(Stored dataset items)

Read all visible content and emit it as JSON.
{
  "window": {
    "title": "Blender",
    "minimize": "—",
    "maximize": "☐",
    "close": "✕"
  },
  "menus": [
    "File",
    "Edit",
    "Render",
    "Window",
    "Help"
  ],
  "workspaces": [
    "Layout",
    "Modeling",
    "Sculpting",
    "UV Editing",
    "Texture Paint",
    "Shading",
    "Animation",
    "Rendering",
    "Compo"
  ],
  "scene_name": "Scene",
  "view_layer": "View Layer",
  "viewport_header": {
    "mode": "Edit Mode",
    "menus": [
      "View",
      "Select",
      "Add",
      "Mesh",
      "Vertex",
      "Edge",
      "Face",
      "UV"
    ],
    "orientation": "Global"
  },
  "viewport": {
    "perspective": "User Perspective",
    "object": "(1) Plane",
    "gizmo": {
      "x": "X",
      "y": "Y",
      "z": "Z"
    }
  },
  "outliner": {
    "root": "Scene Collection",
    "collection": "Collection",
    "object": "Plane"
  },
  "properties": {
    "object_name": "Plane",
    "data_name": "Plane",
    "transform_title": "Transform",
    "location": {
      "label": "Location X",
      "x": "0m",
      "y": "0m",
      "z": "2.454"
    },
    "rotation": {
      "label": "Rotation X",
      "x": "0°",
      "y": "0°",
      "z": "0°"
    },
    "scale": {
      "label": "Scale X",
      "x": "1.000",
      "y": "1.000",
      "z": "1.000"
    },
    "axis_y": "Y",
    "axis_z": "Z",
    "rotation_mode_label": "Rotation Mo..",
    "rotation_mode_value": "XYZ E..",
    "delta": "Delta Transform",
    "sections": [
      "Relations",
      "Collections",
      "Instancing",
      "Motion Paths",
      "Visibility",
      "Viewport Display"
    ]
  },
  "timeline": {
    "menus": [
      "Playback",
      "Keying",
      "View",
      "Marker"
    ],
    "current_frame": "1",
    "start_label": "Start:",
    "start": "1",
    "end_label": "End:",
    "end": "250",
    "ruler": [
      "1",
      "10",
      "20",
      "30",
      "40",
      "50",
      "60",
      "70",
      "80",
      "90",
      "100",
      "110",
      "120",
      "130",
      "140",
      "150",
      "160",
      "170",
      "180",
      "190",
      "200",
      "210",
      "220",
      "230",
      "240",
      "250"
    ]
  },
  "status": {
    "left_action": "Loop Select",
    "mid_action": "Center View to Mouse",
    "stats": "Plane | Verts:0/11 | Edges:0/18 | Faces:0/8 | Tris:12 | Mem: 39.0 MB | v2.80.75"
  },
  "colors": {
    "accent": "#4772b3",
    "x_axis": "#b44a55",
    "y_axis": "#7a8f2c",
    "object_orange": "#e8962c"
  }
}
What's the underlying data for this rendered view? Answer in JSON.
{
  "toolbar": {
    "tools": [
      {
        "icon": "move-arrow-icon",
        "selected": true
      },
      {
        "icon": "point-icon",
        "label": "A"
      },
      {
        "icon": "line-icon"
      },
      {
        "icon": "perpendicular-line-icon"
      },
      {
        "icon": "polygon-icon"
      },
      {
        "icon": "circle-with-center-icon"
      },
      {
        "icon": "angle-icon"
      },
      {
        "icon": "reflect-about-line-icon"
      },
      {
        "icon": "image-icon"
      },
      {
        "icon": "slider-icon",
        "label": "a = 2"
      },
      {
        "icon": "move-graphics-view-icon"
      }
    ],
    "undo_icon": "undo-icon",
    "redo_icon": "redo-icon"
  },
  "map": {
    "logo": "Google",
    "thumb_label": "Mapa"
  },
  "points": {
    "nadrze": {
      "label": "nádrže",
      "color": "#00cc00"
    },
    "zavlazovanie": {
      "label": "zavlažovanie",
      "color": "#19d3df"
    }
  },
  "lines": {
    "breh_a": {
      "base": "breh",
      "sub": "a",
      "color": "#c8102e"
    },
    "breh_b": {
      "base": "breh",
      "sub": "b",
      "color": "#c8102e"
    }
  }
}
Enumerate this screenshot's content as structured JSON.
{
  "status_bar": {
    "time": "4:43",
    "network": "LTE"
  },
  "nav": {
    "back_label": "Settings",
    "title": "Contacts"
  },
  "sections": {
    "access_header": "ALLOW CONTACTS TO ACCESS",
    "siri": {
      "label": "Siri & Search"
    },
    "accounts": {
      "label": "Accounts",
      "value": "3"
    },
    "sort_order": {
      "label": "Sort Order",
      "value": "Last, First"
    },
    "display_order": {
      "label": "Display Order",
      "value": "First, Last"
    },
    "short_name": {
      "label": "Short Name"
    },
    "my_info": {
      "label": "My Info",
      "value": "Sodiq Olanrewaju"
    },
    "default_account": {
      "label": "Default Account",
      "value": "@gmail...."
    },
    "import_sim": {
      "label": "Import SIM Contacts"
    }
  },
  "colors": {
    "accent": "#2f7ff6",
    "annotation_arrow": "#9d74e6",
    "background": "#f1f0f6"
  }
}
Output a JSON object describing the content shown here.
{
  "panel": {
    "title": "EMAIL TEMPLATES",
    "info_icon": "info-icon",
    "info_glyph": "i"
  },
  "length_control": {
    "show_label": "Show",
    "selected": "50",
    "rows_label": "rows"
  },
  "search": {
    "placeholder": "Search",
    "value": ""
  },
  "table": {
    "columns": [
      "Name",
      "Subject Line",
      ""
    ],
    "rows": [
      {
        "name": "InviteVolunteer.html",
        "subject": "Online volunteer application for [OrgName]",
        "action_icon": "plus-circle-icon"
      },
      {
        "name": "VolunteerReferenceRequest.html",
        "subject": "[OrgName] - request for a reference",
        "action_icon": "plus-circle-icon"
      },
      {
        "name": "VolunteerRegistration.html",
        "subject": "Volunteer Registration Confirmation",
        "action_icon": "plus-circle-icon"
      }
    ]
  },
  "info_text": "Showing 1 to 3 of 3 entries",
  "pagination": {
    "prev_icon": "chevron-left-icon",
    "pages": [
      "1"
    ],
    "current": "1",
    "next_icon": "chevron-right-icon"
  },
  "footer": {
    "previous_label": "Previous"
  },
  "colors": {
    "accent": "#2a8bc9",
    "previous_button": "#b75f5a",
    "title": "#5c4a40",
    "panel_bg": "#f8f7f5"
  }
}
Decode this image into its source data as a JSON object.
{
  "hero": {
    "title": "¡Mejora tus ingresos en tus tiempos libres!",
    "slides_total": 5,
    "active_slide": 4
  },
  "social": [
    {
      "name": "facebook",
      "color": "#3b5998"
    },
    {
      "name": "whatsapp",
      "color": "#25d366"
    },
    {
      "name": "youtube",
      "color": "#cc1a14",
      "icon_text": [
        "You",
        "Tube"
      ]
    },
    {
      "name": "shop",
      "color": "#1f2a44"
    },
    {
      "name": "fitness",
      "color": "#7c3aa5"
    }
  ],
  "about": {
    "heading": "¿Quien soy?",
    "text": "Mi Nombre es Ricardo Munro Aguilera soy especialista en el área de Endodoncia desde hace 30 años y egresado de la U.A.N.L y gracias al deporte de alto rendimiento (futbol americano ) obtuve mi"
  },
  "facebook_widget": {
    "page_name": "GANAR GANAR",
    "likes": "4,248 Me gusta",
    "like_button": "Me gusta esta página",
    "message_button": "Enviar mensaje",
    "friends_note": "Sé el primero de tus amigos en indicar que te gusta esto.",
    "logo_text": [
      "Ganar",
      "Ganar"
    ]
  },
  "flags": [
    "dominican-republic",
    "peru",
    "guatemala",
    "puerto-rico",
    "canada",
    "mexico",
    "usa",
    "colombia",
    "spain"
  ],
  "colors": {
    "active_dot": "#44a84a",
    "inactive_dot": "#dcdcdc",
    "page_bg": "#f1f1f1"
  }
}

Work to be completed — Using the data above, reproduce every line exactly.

Exercise answer —
Read all visible content and emit it as JSON.
{
  "window": {
    "title": "Blender",
    "minimize": "—",
    "maximize": "☐",
    "close": "✕"
  },
  "menus": [
    "File",
    "Edit",
    "Render",
    "Window",
    "Help"
  ],
  "workspaces": [
    "Layout",
    "Modeling",
    "Sculpting",
    "UV Editing",
    "Texture Paint",
    "Shading",
    "Animation",
    "Rendering",
    "Compo"
  ],
  "scene_name": "Scene",
  "view_layer": "View Layer",
  "viewport_header": {
    "mode": "Edit Mode",
    "menus": [
      "View",
      "Select",
      "Add",
      "Mesh",
      "Vertex",
      "Edge",
      "Face",
      "UV"
    ],
    "orientation": "Global"
  },
  "viewport": {
    "perspective": "User Perspective",
    "object": "(1) Plane",
    "gizmo": {
      "x": "X",
      "y": "Y",
      "z": "Z"
    }
  },
  "outliner": {
    "root": "Scene Collection",
    "collection": "Collection",
    "object": "Plane"
  },
  "properties": {
    "object_name": "Plane",
    "data_name": "Plane",
    "transform_title": "Transform",
    "location": {
      "label": "Location X",
      "x": "0m",
      "y": "0m",
      "z": "2.454"
    },
    "rotation": {
      "label": "Rotation X",
      "x": "0°",
      "y": "0°",
      "z": "0°"
    },
    "scale": {
      "label": "Scale X",
      "x": "1.000",
      "y": "1.000",
      "z": "1.000"
    },
    "axis_y": "Y",
    "axis_z": "Z",
    "rotation_mode_label": "Rotation Mo..",
    "rotation_mode_value": "XYZ E..",
    "delta": "Delta Transform",
    "sections": [
      "Relations",
      "Collections",
      "Instancing",
      "Motion Paths",
      "Visibility",
      "Viewport Display"
    ]
  },
  "timeline": {
    "menus": [
      "Playback",
      "Keying",
      "View",
      "Marker"
    ],
    "current_frame": "1",
    "start_label": "Start:",
    "start": "1",
    "end_label": "End:",
    "end": "250",
    "ruler": [
      "1",
      "10",
      "20",
      "30",
      "40",
      "50",
      "60",
      "70",
      "80",
      "90",
      "100",
      "110",
      "120",
      "130",
      "140",
      "150",
      "160",
      "170",
      "180",
      "190",
      "200",
      "210",
      "220",
      "230",
      "240",
      "250"
    ]
  },
  "status": {
    "left_action": "Loop Select",
    "mid_action": "Center View to Mouse",
    "stats": "Plane | Verts:0/11 | Edges:0/18 | Faces:0/8 | Tris:12 | Mem: 39.0 MB | v2.80.75"
  },
  "colors": {
    "accent": "#4772b3",
    "x_axis": "#b44a55",
    "y_axis": "#7a8f2c",
    "object_orange": "#e8962c"
  }
}
What's the underlying data for this rendered view? Answer in JSON.
{
  "toolbar": {
    "tools": [
      {
        "icon": "move-arrow-icon",
        "selected": true
      },
      {
        "icon": "point-icon",
        "label": "A"
      },
      {
        "icon": "line-icon"
      },
      {
        "icon": "perpendicular-line-icon"
      },
      {
        "icon": "polygon-icon"
      },
      {
        "icon": "circle-with-center-icon"
      },
      {
        "icon": "angle-icon"
      },
      {
        "icon": "reflect-about-line-icon"
      },
      {
        "icon": "image-icon"
      },
      {
        "icon": "slider-icon",
        "label": "a = 2"
      },
      {
        "icon": "move-graphics-view-icon"
      }
    ],
    "undo_icon": "undo-icon",
    "redo_icon": "redo-icon"
  },
  "map": {
    "logo": "Google",
    "thumb_label": "Mapa"
  },
  "points": {
    "nadrze": {
      "label": "nádrže",
      "color": "#00cc00"
    },
    "zavlazovanie": {
      "label": "zavlažovanie",
      "color": "#19d3df"
    }
  },
  "lines": {
    "breh_a": {
      "base": "breh",
      "sub": "a",
      "color": "#c8102e"
    },
    "breh_b": {
      "base": "breh",
      "sub": "b",
      "color": "#c8102e"
    }
  }
}
Enumerate this screenshot's content as structured JSON.
{
  "status_bar": {
    "time": "4:43",
    "network": "LTE"
  },
  "nav": {
    "back_label": "Settings",
    "title": "Contacts"
  },
  "sections": {
    "access_header": "ALLOW CONTACTS TO ACCESS",
    "siri": {
      "label": "Siri & Search"
    },
    "accounts": {
      "label": "Accounts",
      "value": "3"
    },
    "sort_order": {
      "label": "Sort Order",
      "value": "Last, First"
    },
    "display_order": {
      "label": "Display Order",
      "value": "First, Last"
    },
    "short_name": {
      "label": "Short Name"
    },
    "my_info": {
      "label": "My Info",
      "value": "Sodiq Olanrewaju"
    },
    "default_account": {
      "label": "Default Account",
      "value": "@gmail...."
    },
    "import_sim": {
      "label": "Import SIM Contacts"
    }
  },
  "colors": {
    "accent": "#2f7ff6",
    "annotation_arrow": "#9d74e6",
    "background": "#f1f0f6"
  }
}
Output a JSON object describing the content shown here.
{
  "panel": {
    "title": "EMAIL TEMPLATES",
    "info_icon": "info-icon",
    "info_glyph": "i"
  },
  "length_control": {
    "show_label": "Show",
    "selected": "50",
    "rows_label": "rows"
  },
  "search": {
    "placeholder": "Search",
    "value": ""
  },
  "table": {
    "columns": [
      "Name",
      "Subject Line",
      ""
    ],
    "rows": [
      {
        "name": "InviteVolunteer.html",
        "subject": "Online volunteer application for [OrgName]",
        "action_icon": "plus-circle-icon"
      },
      {
        "name": "VolunteerReferenceRequest.html",
        "subject": "[OrgName] - request for a reference",
        "action_icon": "plus-circle-icon"
      },
      {
        "name": "VolunteerRegistration.html",
        "subject": "Volunteer Registration Confirmation",
        "action_icon": "plus-circle-icon"
      }
    ]
  },
  "info_text": "Showing 1 to 3 of 3 entries",
  "pagination": {
    "prev_icon": "chevron-left-icon",
    "pages": [
      "1"
    ],
    "current": "1",
    "next_icon": "chevron-right-icon"
  },
  "footer": {
    "previous_label": "Previous"
  },
  "colors": {
    "accent": "#2a8bc9",
    "previous_button": "#b75f5a",
    "title": "#5c4a40",
    "panel_bg": "#f8f7f5"
  }
}
Decode this image into its source data as a JSON object.
{
  "hero": {
    "title": "¡Mejora tus ingresos en tus tiempos libres!",
    "slides_total": 5,
    "active_slide": 4
  },
  "social": [
    {
      "name": "facebook",
      "color": "#3b5998"
    },
    {
      "name": "whatsapp",
      "color": "#25d366"
    },
    {
      "name": "youtube",
      "color": "#cc1a14",
      "icon_text": [
        "You",
        "Tube"
      ]
    },
    {
      "name": "shop",
      "color": "#1f2a44"
    },
    {
      "name": "fitness",
      "color": "#7c3aa5"
    }
  ],
  "about": {
    "heading": "¿Quien soy?",
    "text": "Mi Nombre es Ricardo Munro Aguilera soy especialista en el área de Endodoncia desde hace 30 años y egresado de la U.A.N.L y gracias al deporte de alto rendimiento (futbol americano ) obtuve mi"
  },
  "facebook_widget": {
    "page_name": "GANAR GANAR",
    "likes": "4,248 Me gusta",
    "like_button": "Me gusta esta página",
    "message_button": "Enviar mensaje",
    "friends_note": "Sé el primero de tus amigos en indicar que te gusta esto.",
    "logo_text": [
      "Ganar",
      "Ganar"
    ]
  },
  "flags": [
    "dominican-republic",
    "peru",
    "guatemala",
    "puerto-rico",
    "canada",
    "mexico",
    "usa",
    "colombia",
    "spain"
  ],
  "colors": {
    "active_dot": "#44a84a",
    "inactive_dot": "#dcdcdc",
    "page_bg": "#f1f1f1"
  }
}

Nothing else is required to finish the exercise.